ASSIGNED TASK
Only the text belongs in the copy: repeat each record exactly, without pictures.
TASK MATERIAL Block Start
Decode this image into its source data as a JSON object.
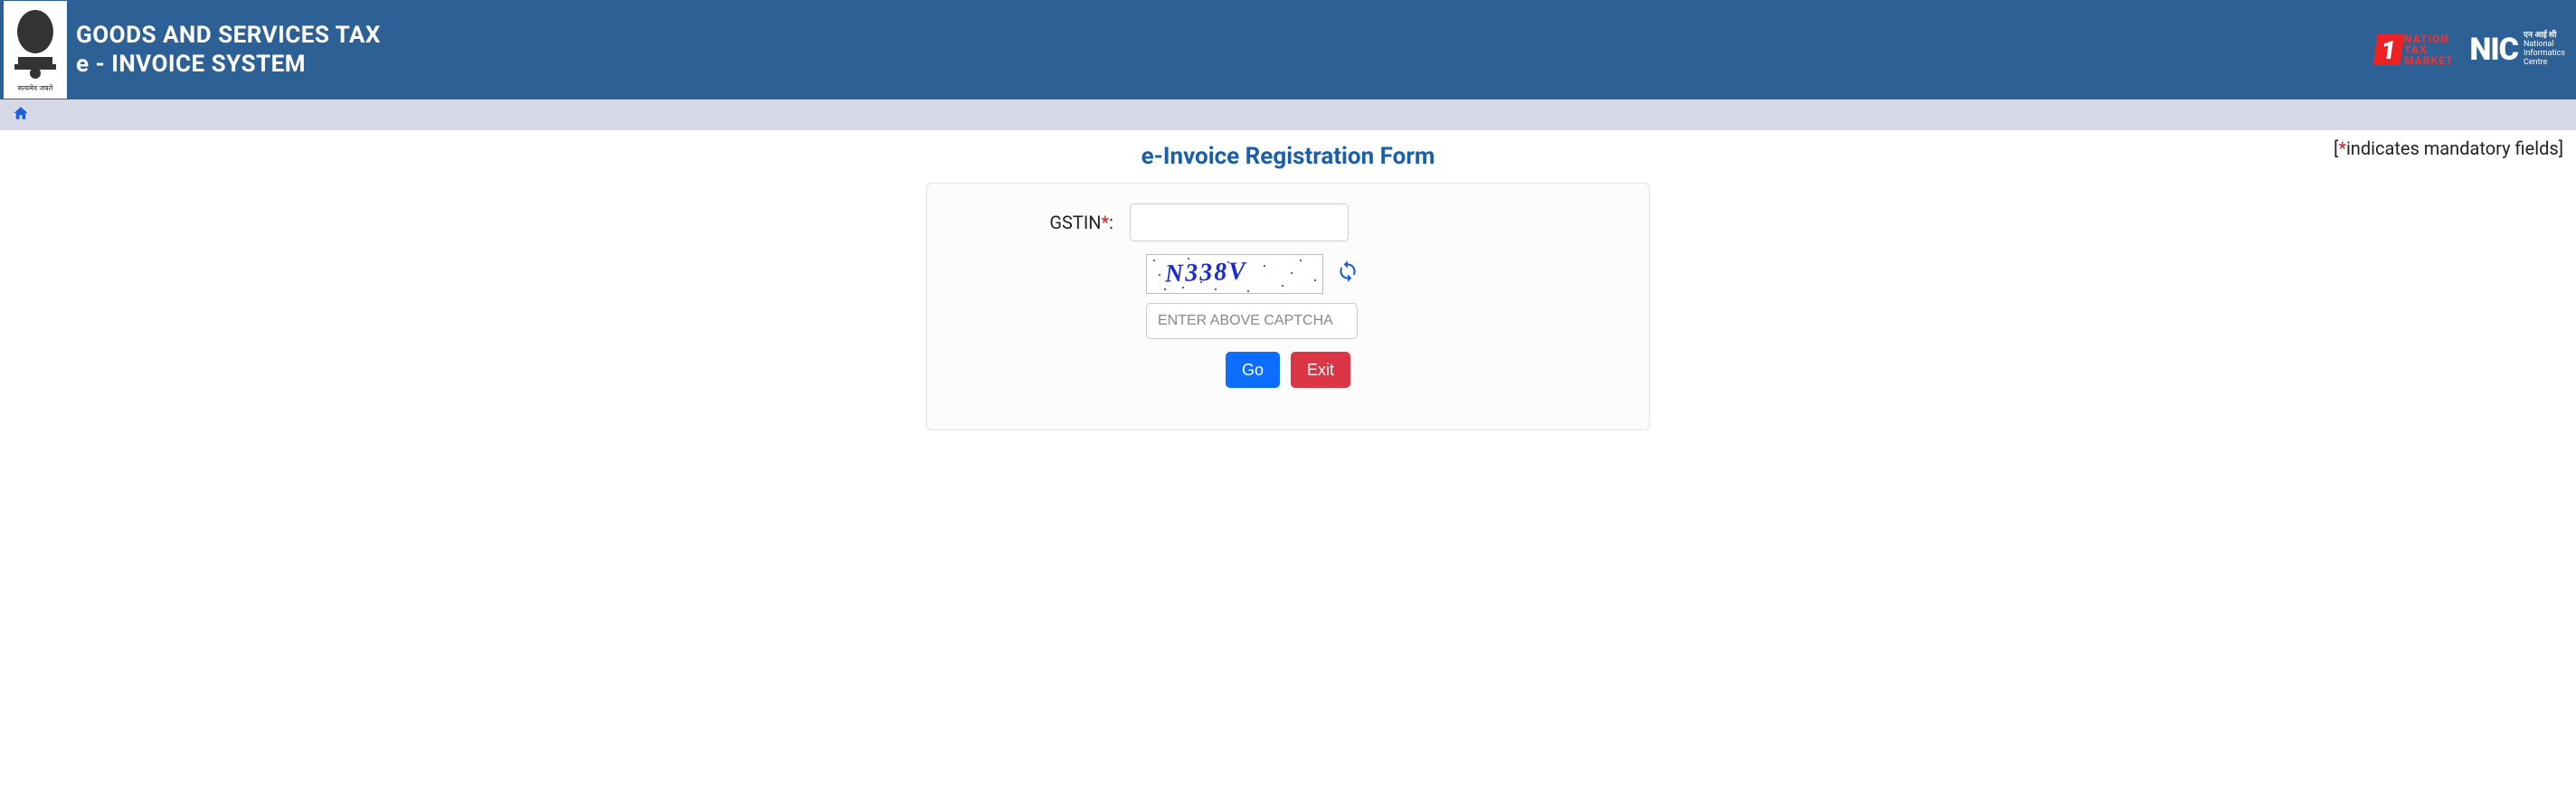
{
  "header": {
    "title_line1": "GOODS AND SERVICES TAX",
    "title_line2": "e - INVOICE SYSTEM",
    "ntm_line1": "NATION",
    "ntm_line2": "TAX",
    "ntm_line3": "MARKET",
    "nic_big": "NIC",
    "nic_small1": "एन आई सी",
    "nic_small2": "National",
    "nic_small3": "Informatics",
    "nic_small4": "Centre"
  },
  "mandatory_note": "indicates mandatory fields",
  "page_title": "e-Invoice Registration Form",
  "form": {
    "gstin_label": "GSTIN",
    "gstin_value": "",
    "captcha_text": "N338V",
    "captcha_placeholder": "ENTER ABOVE CAPTCHA",
    "captcha_value": "",
    "go_label": "Go",
    "exit_label": "Exit"
  }
}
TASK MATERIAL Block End
RESPONSE
Decode this image into its source data as a JSON object.
{
  "header": {
    "title_line1": "GOODS AND SERVICES TAX",
    "title_line2": "e - INVOICE SYSTEM",
    "ntm_line1": "NATION",
    "ntm_line2": "TAX",
    "ntm_line3": "MARKET",
    "nic_big": "NIC",
    "nic_small1": "एन आई सी",
    "nic_small2": "National",
    "nic_small3": "Informatics",
    "nic_small4": "Centre"
  },
  "mandatory_note": "indicates mandatory fields",
  "page_title": "e-Invoice Registration Form",
  "form": {
    "gstin_label": "GSTIN",
    "gstin_value": "",
    "captcha_text": "N338V",
    "captcha_placeholder": "ENTER ABOVE CAPTCHA",
    "captcha_value": "",
    "go_label": "Go",
    "exit_label": "Exit"
  }
}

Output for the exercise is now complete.